■ REQUIRED ACTION
Although the records include pictures, print only the rest, exactly as written.

■ RECORDS SHOWN
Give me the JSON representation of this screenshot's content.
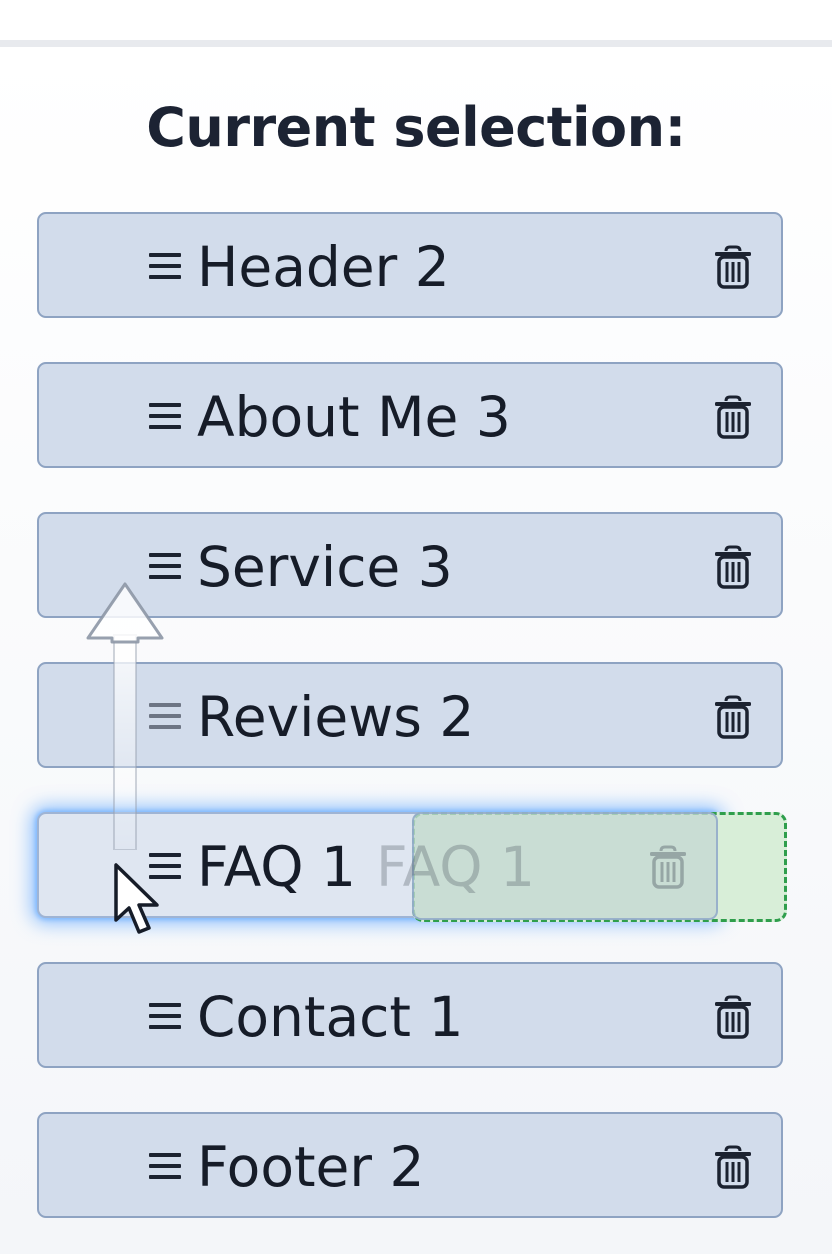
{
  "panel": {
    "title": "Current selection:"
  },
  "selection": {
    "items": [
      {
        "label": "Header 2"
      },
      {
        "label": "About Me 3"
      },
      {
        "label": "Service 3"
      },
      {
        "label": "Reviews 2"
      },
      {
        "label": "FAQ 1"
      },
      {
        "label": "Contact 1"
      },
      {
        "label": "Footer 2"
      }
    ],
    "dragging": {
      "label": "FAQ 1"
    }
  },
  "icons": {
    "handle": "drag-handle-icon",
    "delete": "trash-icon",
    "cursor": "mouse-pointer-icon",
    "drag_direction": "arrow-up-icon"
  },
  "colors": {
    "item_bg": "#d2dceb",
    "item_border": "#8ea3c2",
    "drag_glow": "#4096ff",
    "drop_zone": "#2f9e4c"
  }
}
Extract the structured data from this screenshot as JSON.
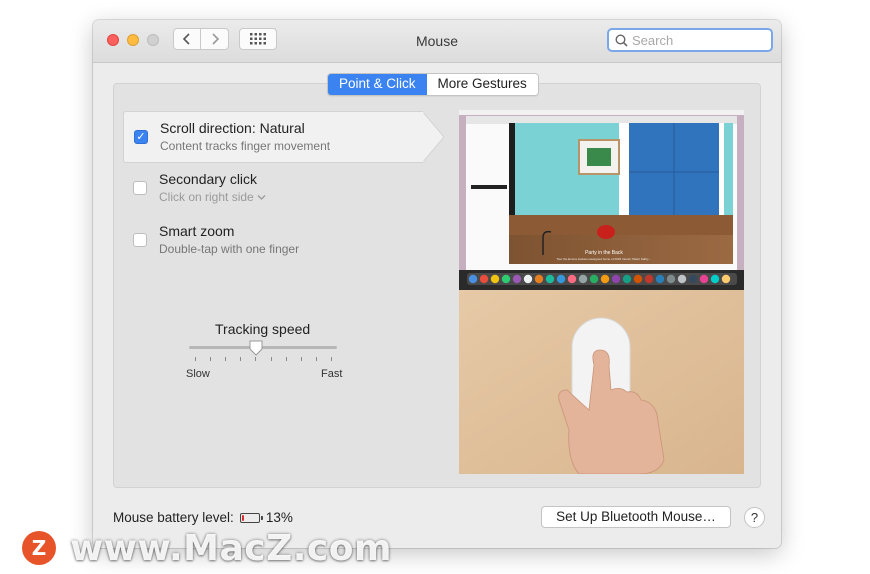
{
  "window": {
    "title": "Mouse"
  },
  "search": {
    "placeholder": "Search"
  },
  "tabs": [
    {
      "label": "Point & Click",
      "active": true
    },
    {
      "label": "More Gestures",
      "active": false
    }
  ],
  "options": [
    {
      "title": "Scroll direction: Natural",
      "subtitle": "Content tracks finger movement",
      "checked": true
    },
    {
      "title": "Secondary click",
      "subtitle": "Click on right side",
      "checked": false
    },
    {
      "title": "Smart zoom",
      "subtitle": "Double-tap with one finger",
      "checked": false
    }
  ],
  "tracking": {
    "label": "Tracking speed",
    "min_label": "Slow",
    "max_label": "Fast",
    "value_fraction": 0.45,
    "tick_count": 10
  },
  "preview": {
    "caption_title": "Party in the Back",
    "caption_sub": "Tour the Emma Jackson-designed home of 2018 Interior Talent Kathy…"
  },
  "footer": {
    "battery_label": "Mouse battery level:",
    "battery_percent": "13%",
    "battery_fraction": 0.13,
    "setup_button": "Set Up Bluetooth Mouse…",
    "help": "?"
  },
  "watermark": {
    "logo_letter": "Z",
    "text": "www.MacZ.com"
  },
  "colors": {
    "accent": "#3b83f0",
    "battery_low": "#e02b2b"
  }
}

■ WRITTEN REPLY
Give me the JSON representation of this screenshot's content.
{
  "panel": {
    "title": "Current selection:"
  },
  "selection": {
    "items": [
      {
        "label": "Header 2"
      },
      {
        "label": "About Me 3"
      },
      {
        "label": "Service 3"
      },
      {
        "label": "Reviews 2"
      },
      {
        "label": "FAQ 1"
      },
      {
        "label": "Contact 1"
      },
      {
        "label": "Footer 2"
      }
    ],
    "dragging": {
      "label": "FAQ 1"
    }
  },
  "icons": {
    "handle": "drag-handle-icon",
    "delete": "trash-icon",
    "cursor": "mouse-pointer-icon",
    "drag_direction": "arrow-up-icon"
  },
  "colors": {
    "item_bg": "#d2dceb",
    "item_border": "#8ea3c2",
    "drag_glow": "#4096ff",
    "drop_zone": "#2f9e4c"
  }
}
Extract the structured data from this screenshot as JSON.
{
  "window": {
    "title": "Mouse"
  },
  "search": {
    "placeholder": "Search"
  },
  "tabs": [
    {
      "label": "Point & Click",
      "active": true
    },
    {
      "label": "More Gestures",
      "active": false
    }
  ],
  "options": [
    {
      "title": "Scroll direction: Natural",
      "subtitle": "Content tracks finger movement",
      "checked": true
    },
    {
      "title": "Secondary click",
      "subtitle": "Click on right side",
      "checked": false
    },
    {
      "title": "Smart zoom",
      "subtitle": "Double-tap with one finger",
      "checked": false
    }
  ],
  "tracking": {
    "label": "Tracking speed",
    "min_label": "Slow",
    "max_label": "Fast",
    "value_fraction": 0.45,
    "tick_count": 10
  },
  "preview": {
    "caption_title": "Party in the Back",
    "caption_sub": "Tour the Emma Jackson-designed home of 2018 Interior Talent Kathy…"
  },
  "footer": {
    "battery_label": "Mouse battery level:",
    "battery_percent": "13%",
    "battery_fraction": 0.13,
    "setup_button": "Set Up Bluetooth Mouse…",
    "help": "?"
  },
  "watermark": {
    "logo_letter": "Z",
    "text": "www.MacZ.com"
  },
  "colors": {
    "accent": "#3b83f0",
    "battery_low": "#e02b2b"
  }
}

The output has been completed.